* _Dataset rows for apps and sites_:
* * *

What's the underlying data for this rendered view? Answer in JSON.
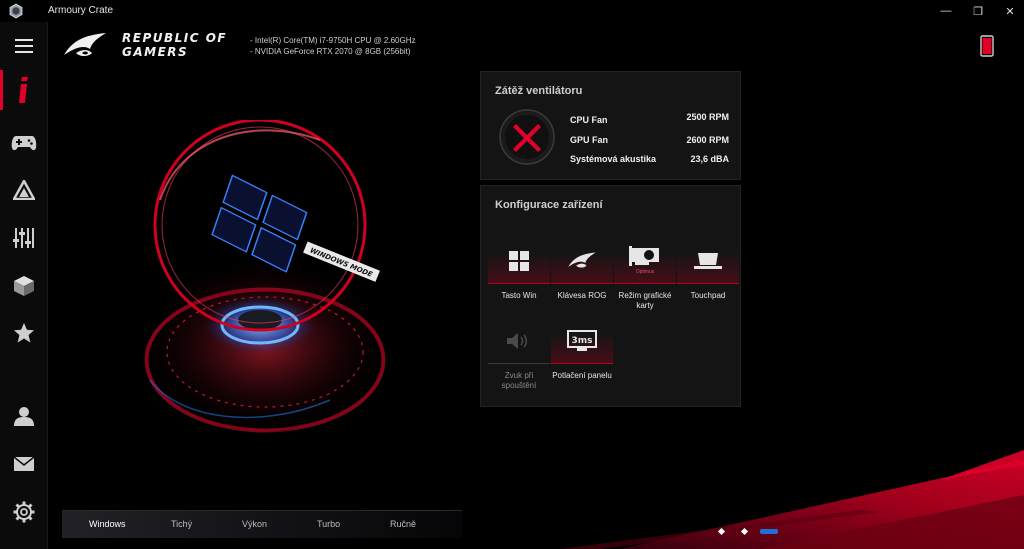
{
  "window": {
    "title": "Armoury Crate",
    "controls": [
      "—",
      "❐",
      "✕"
    ]
  },
  "header": {
    "wordmark_line1": "REPUBLIC OF",
    "wordmark_line2": "GAMERS",
    "specs": [
      "-  Intel(R) Core(TM) i7-9750H CPU @ 2.60GHz",
      "-  NVIDIA GeForce RTX 2070 @ 8GB (256bit)"
    ]
  },
  "hero": {
    "mode_label": "WINDOWS MODE"
  },
  "fan_panel": {
    "title": "Zátěž ventilátoru",
    "rows": [
      {
        "label": "CPU Fan",
        "value": "2500  RPM"
      },
      {
        "label": "GPU Fan",
        "value": "2600  RPM"
      },
      {
        "label": "Systémová akustika",
        "value": "23,6  dBA"
      }
    ]
  },
  "config_panel": {
    "title": "Konfigurace zařízení",
    "tiles": [
      {
        "label": "Tasto Win",
        "icon": "windows-key-icon",
        "enabled": true
      },
      {
        "label": "Klávesa ROG",
        "icon": "rog-key-icon",
        "enabled": true
      },
      {
        "label": "Režim grafické karty",
        "icon": "graphics-card-icon",
        "enabled": true,
        "badge": "Optimus"
      },
      {
        "label": "Touchpad",
        "icon": "touchpad-icon",
        "enabled": true
      },
      {
        "label": "Zvuk při spouštění",
        "icon": "boot-sound-icon",
        "enabled": false
      },
      {
        "label": "Potlačení panelu",
        "icon": "panel-overdrive-icon",
        "enabled": true,
        "badge": "3ms"
      }
    ]
  },
  "modes": {
    "items": [
      "Windows",
      "Tichý",
      "Výkon",
      "Turbo",
      "Ručně"
    ],
    "active": "Windows"
  },
  "colors": {
    "accent": "#e0002a",
    "page_indicator": "#1e6fd8"
  }
}
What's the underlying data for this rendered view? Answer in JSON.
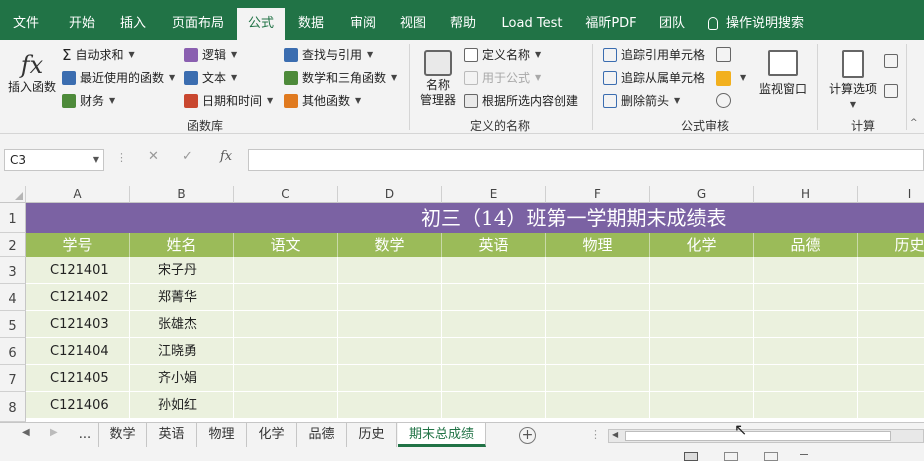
{
  "menubar": {
    "tabs": [
      {
        "label": "文件"
      },
      {
        "label": "开始"
      },
      {
        "label": "插入"
      },
      {
        "label": "页面布局"
      },
      {
        "label": "公式"
      },
      {
        "label": "数据"
      },
      {
        "label": "审阅"
      },
      {
        "label": "视图"
      },
      {
        "label": "帮助"
      },
      {
        "label": "Load Test"
      },
      {
        "label": "福昕PDF"
      },
      {
        "label": "团队"
      }
    ],
    "search_label": "操作说明搜索"
  },
  "ribbon": {
    "function_library": {
      "insert_function": "插入函数",
      "autosum": "自动求和",
      "recent": "最近使用的函数",
      "financial": "财务",
      "logical": "逻辑",
      "text": "文本",
      "datetime": "日期和时间",
      "lookup": "查找与引用",
      "math": "数学和三角函数",
      "more": "其他函数",
      "group_label": "函数库"
    },
    "defined_names": {
      "name_manager_line1": "名称",
      "name_manager_line2": "管理器",
      "define_name": "定义名称",
      "use_in_formula": "用于公式",
      "create_from_selection": "根据所选内容创建",
      "group_label": "定义的名称"
    },
    "formula_auditing": {
      "trace_precedents": "追踪引用单元格",
      "trace_dependents": "追踪从属单元格",
      "remove_arrows": "删除箭头",
      "watch_window": "监视窗口",
      "group_label": "公式审核"
    },
    "calculation": {
      "options": "计算选项",
      "group_label": "计算"
    }
  },
  "formula_bar": {
    "name_box": "C3",
    "fx": "fx",
    "value": ""
  },
  "grid": {
    "columns": [
      "A",
      "B",
      "C",
      "D",
      "E",
      "F",
      "G",
      "H",
      "I"
    ],
    "rows": [
      "1",
      "2",
      "3",
      "4",
      "5",
      "6",
      "7",
      "8"
    ],
    "title": "初三（14）班第一学期期末成绩表",
    "headers": [
      "学号",
      "姓名",
      "语文",
      "数学",
      "英语",
      "物理",
      "化学",
      "品德",
      "历史"
    ],
    "data": [
      [
        "C121401",
        "宋子丹"
      ],
      [
        "C121402",
        "郑菁华"
      ],
      [
        "C121403",
        "张雄杰"
      ],
      [
        "C121404",
        "江晓勇"
      ],
      [
        "C121405",
        "齐小娟"
      ],
      [
        "C121406",
        "孙如红"
      ]
    ]
  },
  "sheets": {
    "ellipsis": "...",
    "tabs": [
      {
        "label": "数学"
      },
      {
        "label": "英语"
      },
      {
        "label": "物理"
      },
      {
        "label": "化学"
      },
      {
        "label": "品德"
      },
      {
        "label": "历史"
      },
      {
        "label": "期末总成绩"
      }
    ],
    "active": "期末总成绩"
  },
  "colors": {
    "brand": "#217346",
    "title_fill": "#7b62a3",
    "header_fill": "#9bbb59",
    "data_fill": "#ebf1de"
  }
}
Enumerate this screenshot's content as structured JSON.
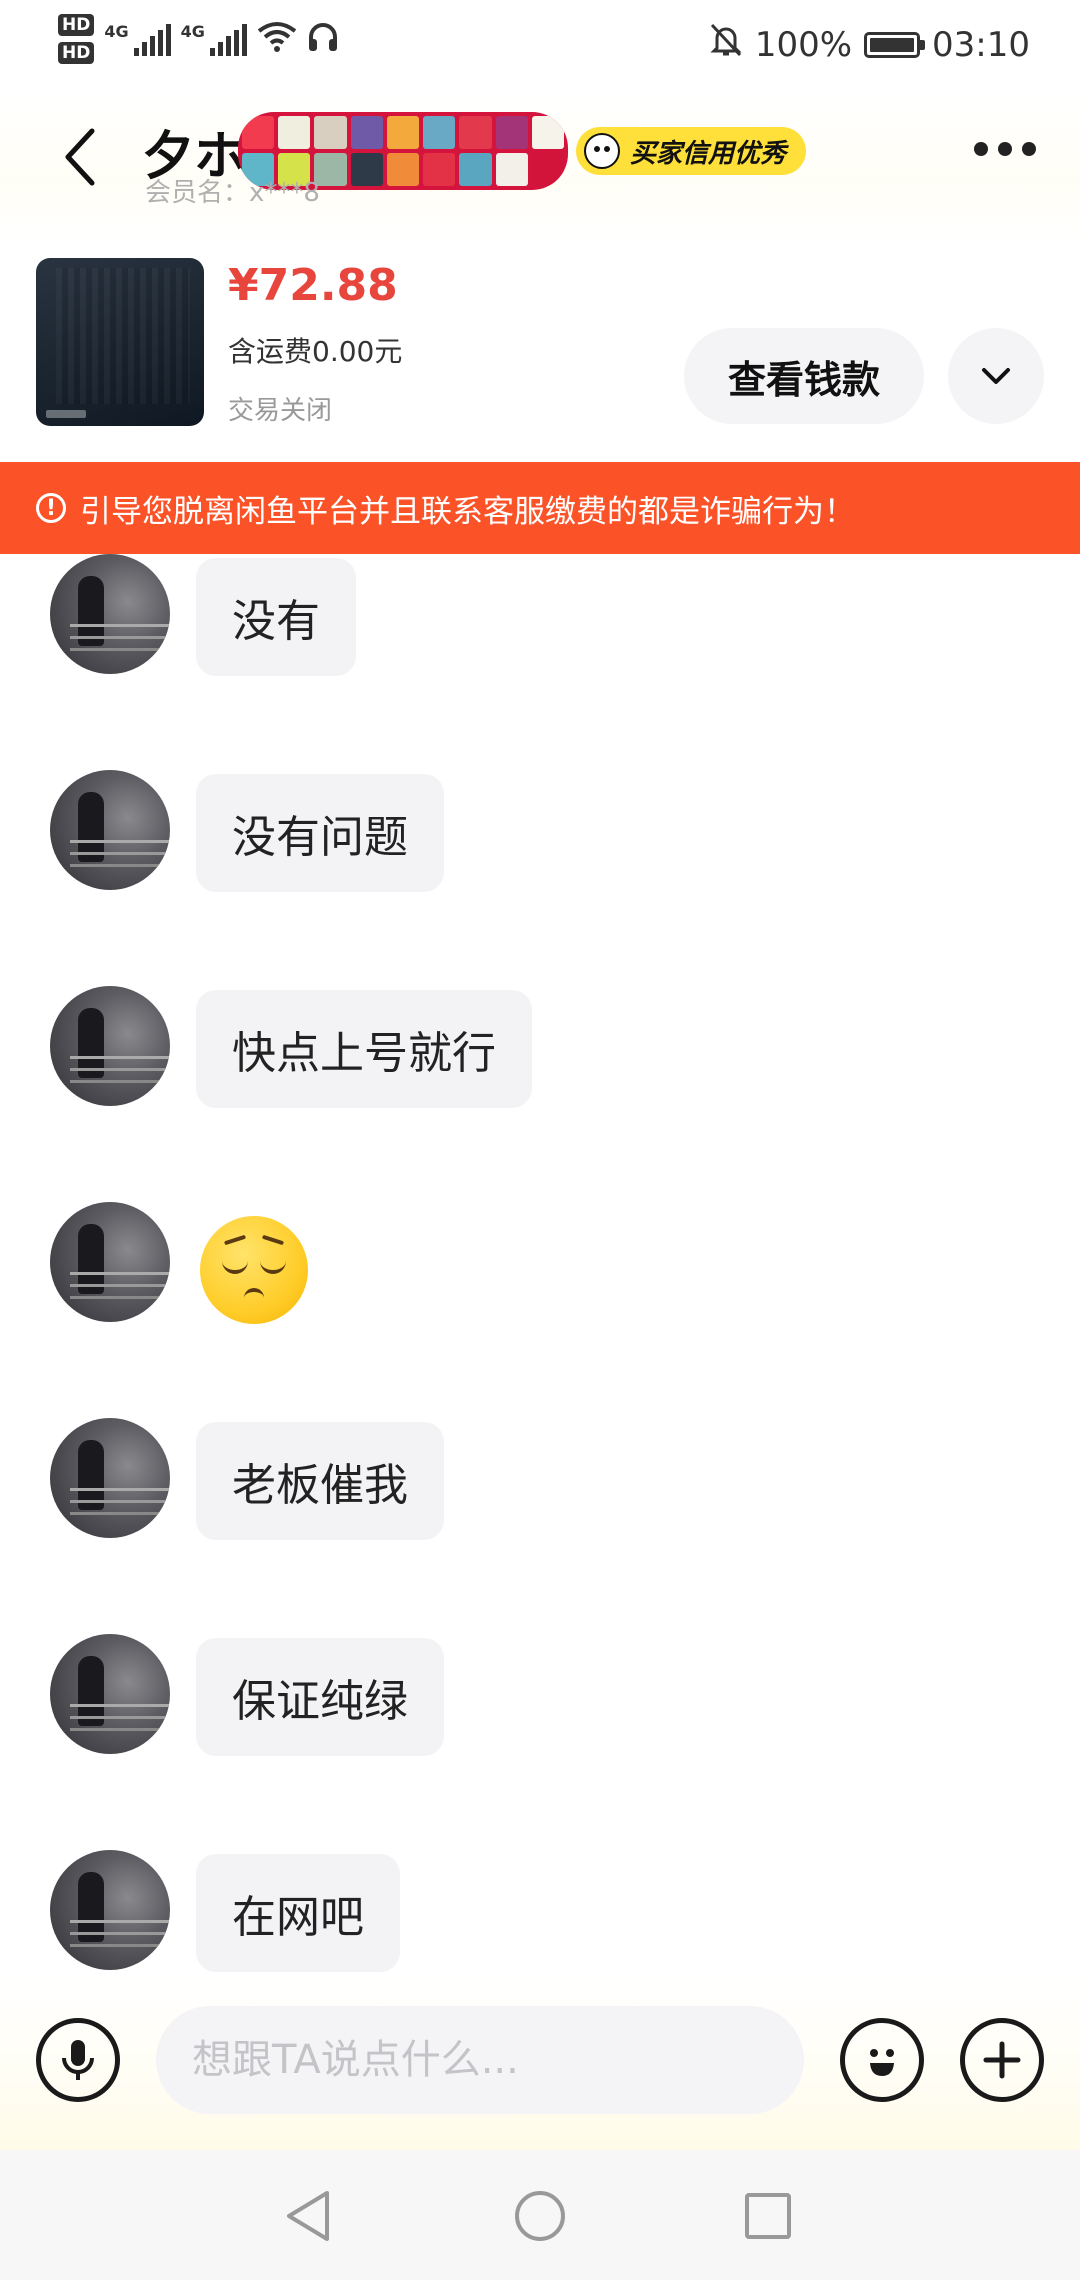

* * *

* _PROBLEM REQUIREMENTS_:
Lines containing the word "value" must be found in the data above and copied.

* _RESULT FOR THIS TASK_:
        "value": "2500  RPM"
        "value": "2600  RPM"
        "value": "23,6  dBA"
    "value": ""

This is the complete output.